I think God found joy in creating and joy in the creation, standing back and looking at it all made God happy. “God saw everything God had made, and indeed, it was very good.” Creating brought joy to God, it made God smile, and being a god of relationship, God wanted others to join in this joy. So God invites the world itself to participate in creation, to join in the joy, to participate in the happiness, to smile. God wants Us to share in what is bringing God joy, God wants us to know what it is to bring something forth, to make something.
God invites us to be creating beings. Be fruitful and multiply, create. Make things; make more of your selves. Whenever we do something and stand back and find joy in what we have done, every time we make something and see that it is beautiful that it is good, we are participating in the joy God is inviting us to participate in here. Every time we hold a newborn baby and find joy in her hands, her feet, her eyes, we are joining in the joy of creation, we are catching a glimpse of God in ourselves in what we have done, in what we have created. “I made this!” Are the words of a proud creator. When we find joy, happiness, pride in the good things we make, we are answering the call of God in creation, when God calls for us to “bring forth,” “to be fruitful,” to multiply.” All of it is heeding the words God first spoke to us in creation.
God wants us to be a part of it all, to find joy in what God finds joy, to be made happy by all that makes God happy, to be made to smile in the same way God was made to smile. So our very communicative relational God invites the land, the sea, the animals and US to bring forth to participate in creation. To be a apart of the continuing becoming that is the ongoing, growing and changing, multiplying world all around us, to participate in the ongoing-ness, to grow, to nurture growth, to change and produce change to multiply and fill the world with the joy of every growing, changing producing creation.

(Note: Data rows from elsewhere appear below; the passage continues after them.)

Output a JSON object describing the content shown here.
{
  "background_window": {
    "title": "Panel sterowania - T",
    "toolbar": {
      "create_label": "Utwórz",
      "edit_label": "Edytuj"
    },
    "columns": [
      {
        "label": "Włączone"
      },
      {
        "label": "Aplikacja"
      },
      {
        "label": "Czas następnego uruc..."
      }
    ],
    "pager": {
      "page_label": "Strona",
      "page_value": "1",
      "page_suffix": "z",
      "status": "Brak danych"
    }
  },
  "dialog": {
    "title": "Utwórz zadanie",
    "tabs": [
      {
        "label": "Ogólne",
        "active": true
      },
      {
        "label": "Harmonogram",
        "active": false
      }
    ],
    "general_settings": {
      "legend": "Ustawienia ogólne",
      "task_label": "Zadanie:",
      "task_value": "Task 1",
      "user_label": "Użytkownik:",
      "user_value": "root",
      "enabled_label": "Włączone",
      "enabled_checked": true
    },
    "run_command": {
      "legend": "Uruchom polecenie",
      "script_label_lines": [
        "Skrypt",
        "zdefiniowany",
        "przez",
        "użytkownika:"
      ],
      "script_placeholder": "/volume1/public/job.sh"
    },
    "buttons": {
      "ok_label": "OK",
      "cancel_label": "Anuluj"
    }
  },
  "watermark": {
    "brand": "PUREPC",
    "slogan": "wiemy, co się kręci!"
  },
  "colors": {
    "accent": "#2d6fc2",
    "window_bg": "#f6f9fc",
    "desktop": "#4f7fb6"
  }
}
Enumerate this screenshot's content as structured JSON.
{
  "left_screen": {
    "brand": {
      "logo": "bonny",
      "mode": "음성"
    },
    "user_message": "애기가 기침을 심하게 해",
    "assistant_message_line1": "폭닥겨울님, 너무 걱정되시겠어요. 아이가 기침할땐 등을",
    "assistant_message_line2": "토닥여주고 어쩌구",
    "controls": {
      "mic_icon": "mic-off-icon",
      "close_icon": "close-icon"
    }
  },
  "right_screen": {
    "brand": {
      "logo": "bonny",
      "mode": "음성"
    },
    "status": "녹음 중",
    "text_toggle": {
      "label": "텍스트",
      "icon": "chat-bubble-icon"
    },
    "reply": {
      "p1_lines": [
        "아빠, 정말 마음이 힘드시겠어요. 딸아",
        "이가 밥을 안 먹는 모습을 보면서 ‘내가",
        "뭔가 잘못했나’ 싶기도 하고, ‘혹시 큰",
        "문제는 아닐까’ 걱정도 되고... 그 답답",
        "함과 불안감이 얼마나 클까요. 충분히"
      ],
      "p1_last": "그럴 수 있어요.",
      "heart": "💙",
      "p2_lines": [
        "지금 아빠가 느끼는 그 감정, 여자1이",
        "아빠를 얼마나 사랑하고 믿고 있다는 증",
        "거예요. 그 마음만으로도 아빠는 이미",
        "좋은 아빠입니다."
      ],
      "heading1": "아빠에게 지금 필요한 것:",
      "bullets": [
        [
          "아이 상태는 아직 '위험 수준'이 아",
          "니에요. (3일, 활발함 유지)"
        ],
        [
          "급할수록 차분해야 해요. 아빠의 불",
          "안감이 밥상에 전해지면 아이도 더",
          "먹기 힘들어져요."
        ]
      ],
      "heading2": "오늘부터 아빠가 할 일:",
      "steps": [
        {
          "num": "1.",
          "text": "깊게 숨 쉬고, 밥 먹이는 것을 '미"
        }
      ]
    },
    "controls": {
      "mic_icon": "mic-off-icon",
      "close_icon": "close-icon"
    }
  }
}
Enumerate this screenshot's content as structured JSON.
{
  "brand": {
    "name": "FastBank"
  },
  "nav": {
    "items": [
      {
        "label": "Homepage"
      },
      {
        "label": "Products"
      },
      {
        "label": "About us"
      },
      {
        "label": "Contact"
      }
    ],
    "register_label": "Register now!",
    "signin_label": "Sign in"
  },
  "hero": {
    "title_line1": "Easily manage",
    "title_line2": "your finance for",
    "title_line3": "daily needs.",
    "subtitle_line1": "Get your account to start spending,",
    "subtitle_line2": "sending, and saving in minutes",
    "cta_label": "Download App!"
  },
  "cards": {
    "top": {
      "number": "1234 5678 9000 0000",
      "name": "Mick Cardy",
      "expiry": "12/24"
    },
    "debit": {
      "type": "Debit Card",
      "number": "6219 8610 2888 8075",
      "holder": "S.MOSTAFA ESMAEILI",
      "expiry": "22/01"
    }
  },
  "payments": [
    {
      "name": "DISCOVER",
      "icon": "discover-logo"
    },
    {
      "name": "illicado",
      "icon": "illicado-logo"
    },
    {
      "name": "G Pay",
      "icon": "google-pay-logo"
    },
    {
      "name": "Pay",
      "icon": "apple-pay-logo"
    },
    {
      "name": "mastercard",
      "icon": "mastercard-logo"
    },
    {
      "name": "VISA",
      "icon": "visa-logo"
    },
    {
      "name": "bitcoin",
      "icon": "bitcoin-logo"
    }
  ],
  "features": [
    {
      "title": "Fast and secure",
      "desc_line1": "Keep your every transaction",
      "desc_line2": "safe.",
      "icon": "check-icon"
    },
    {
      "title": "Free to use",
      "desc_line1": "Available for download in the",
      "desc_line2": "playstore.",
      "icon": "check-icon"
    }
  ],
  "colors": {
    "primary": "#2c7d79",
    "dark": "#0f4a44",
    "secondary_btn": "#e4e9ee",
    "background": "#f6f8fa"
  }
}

So here we have our introduction to God and what we find is a speaking God. The very Word of God is what brings all creation into being. Our God speaks and things happen, they are, they become. The Word of God is powerful, but not only is it powerful but it is meaningful. It brings meaning to all of which and to whom it speaks. The Word of God names creation, names the land, the sea and the sky, gives order, meaning and identity to our world. And our God invites us, and the world around us to join God in the creative process, to bring forth, to be fruitful, to fill, to multiply, and to add to this growing, changing, and productive world. God invites us to join in the joy of creation. Our God is relational, continually reaching out to us, communicating with us desiring to be in relationship with us. The God we meet here at the beginning is a talkative God, who begins speaking and does not seem to stop, but unlike that guy at the party who we just can’t seem to get away from, because he just keeps talking and talking, everything God has to say is worth hearing, it has meaning and brings meaning to the world around. The words God says invites us to join God in what brings God joy and are words which affirm our goodness and shows us, we all, every last one of us has value and meaning in this world. God’s Word tells us who we are, tells to whom we belong and they tell us who we look like. Every word that comes out of the mouth of God is worth listening to and should be heard.